Gisborne’s water is some of the least adequately fluoridated in the country, recent research has uncovered.
The findings, released by the University of Otago and the University of Canterbury, found councils around the country only achieved fluoride targets for drinking water 54 percent of the time over the last 30 years.
Even the best performing water supply only achieved fluoridation targets 78 percent of the time, said Dr Tim Chambers, senior research fellow at the University of Otago in Wellington.
In the case of Gisborne, its fluoride target was achieved only 4 percent of the time.
Chambers said the failures were mostly the result of councils adding too little fluoride to their drinking water.
Only in very rare cases, or 0.2 percent of the time, was too much fluoride added.
“One of the key problems is that a lot of the fluoridation schemes that were installed were done in the 60s, 70s and 80s,” Chambers said.
“A lot of it is to do with the maintenance of the fluoridation equipment.”
Another issue was that there was no requirement for councils to hit the fluoridation target, and no impact on under-dosing from a regulatory perspective.
But the impact of councils not hitting the mark could be profound.
Community water fluoridation was one of the key public health interventions available for oral health, Chambers said. It could reduce dental care in children by 40 percent, and dental care in adults by 25 percent.
The researchers analysed fluoride testing data from 25 water suppliers serving more than two million people for the years 1992-2022.
Of the data accumulated, 80 percent was from 2010 onwards due to lost data, which Chambers believed reinforced the need for a national database on drinking water quality.
He hoped Taumata Arowai – the new water services regulator for Aotearoa – would set up a national database of drinking water quality so water suppliers’ performance could be monitored.
“At the moment, each council is responsible for keeping their own information. I had to do 67 different official information requests (and) it took about six months and 500 e-mails.
“Taumata Arowai should really have that as a key priority.”

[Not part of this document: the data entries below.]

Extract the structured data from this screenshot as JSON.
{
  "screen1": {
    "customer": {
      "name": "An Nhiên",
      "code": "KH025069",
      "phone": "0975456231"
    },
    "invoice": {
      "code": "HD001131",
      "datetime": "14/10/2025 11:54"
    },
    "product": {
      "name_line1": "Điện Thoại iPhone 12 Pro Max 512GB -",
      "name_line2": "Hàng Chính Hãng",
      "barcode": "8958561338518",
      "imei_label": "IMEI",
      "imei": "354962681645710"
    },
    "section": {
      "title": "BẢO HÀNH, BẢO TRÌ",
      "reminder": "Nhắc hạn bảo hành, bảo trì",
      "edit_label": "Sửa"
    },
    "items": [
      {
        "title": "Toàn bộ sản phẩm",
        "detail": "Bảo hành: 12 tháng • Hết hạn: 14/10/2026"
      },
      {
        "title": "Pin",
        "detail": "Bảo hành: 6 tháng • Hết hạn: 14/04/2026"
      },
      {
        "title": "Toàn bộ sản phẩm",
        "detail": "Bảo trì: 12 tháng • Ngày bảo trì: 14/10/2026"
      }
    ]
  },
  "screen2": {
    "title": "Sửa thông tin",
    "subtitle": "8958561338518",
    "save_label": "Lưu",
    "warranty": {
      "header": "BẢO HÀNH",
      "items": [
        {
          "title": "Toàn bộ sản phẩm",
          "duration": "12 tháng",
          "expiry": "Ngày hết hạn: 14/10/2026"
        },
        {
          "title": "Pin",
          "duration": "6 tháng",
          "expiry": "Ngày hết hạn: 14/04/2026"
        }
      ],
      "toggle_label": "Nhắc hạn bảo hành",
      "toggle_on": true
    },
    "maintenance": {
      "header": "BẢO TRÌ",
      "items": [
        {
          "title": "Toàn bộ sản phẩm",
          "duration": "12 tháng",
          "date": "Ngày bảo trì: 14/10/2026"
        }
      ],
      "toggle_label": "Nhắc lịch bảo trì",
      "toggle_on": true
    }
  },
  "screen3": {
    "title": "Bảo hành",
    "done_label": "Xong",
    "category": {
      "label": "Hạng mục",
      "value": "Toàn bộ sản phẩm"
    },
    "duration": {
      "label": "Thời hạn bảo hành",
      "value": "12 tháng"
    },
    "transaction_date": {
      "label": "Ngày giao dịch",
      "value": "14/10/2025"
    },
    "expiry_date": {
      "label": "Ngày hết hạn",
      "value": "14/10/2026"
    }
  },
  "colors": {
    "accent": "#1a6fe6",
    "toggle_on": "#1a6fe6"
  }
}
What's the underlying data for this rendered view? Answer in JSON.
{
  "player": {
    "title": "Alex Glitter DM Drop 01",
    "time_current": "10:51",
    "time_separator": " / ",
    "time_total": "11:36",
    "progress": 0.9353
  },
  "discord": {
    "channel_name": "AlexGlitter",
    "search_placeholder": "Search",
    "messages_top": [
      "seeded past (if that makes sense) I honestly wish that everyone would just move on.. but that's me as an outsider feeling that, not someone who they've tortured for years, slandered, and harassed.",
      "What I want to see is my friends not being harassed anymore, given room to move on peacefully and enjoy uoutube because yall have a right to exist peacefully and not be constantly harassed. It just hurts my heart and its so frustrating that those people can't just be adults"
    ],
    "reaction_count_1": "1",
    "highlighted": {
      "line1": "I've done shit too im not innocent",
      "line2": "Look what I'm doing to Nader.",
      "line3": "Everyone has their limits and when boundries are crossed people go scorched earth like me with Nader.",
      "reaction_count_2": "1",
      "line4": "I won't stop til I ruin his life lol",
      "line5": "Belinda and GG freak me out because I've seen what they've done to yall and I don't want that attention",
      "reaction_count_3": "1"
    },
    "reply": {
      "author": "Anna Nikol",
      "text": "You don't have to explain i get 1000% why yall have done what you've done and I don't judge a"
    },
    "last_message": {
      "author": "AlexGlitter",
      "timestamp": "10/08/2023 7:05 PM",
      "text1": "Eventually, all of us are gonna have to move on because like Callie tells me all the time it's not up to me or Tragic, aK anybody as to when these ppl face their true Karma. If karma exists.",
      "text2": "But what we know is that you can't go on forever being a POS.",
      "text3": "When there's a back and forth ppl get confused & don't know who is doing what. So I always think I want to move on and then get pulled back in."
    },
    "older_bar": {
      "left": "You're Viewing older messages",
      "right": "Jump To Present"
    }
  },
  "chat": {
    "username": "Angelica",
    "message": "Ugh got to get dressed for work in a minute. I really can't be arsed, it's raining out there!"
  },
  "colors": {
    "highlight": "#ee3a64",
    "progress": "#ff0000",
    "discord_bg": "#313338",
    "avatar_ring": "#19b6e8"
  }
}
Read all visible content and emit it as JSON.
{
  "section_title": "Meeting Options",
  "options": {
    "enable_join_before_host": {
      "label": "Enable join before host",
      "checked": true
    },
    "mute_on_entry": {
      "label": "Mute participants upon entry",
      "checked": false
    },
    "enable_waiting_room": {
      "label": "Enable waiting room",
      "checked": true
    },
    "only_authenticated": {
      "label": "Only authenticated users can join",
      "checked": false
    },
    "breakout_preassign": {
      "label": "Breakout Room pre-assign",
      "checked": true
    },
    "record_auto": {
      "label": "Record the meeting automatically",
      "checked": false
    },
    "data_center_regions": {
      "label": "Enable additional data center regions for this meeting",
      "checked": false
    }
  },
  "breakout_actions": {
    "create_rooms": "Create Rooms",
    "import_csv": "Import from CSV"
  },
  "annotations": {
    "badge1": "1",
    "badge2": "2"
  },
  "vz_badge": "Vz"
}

Gisborne District Council community lifelines director David Wilson said the council had always focused on ensuring the maximum acceptable value of fluoride was not exceeded in the water supply so as to comply with regulations and ensure safety.
“To avoid too much fluoride being in our water supply, and to achieve regulatory compliance, we have set an operational target which is half the maximum acceptable value,” Wilson said.
“However, this is at the lower end of the recommended range for dental health.
The council would work to improve its levels to a more suitable level for dental health, he said.
In March, an [independent inquiry was launched into why https://www.rnz.co.nz/news/national/463487/inquiry-announced-into-lack-of-fluoridation-in-wellington-water Wellington Water failed to notify that it had stopped using the fluoride facilities] at two of its treatment plants.
Chambers said the Wellington failure demonstrated even some of New Zealand’s largest and most well-resourced councils were struggling to maintain fluoridation schemes.
Dunedin achieved its fluoride target the most consistently out of all councils studied, reaching the mark 78 percent of the time.
The national average was 54 percent.
*Original full-text article online at: https://www.rnz.co.nz/news/ldr/477910/gisborne-falling-behind-in-water-fluoridation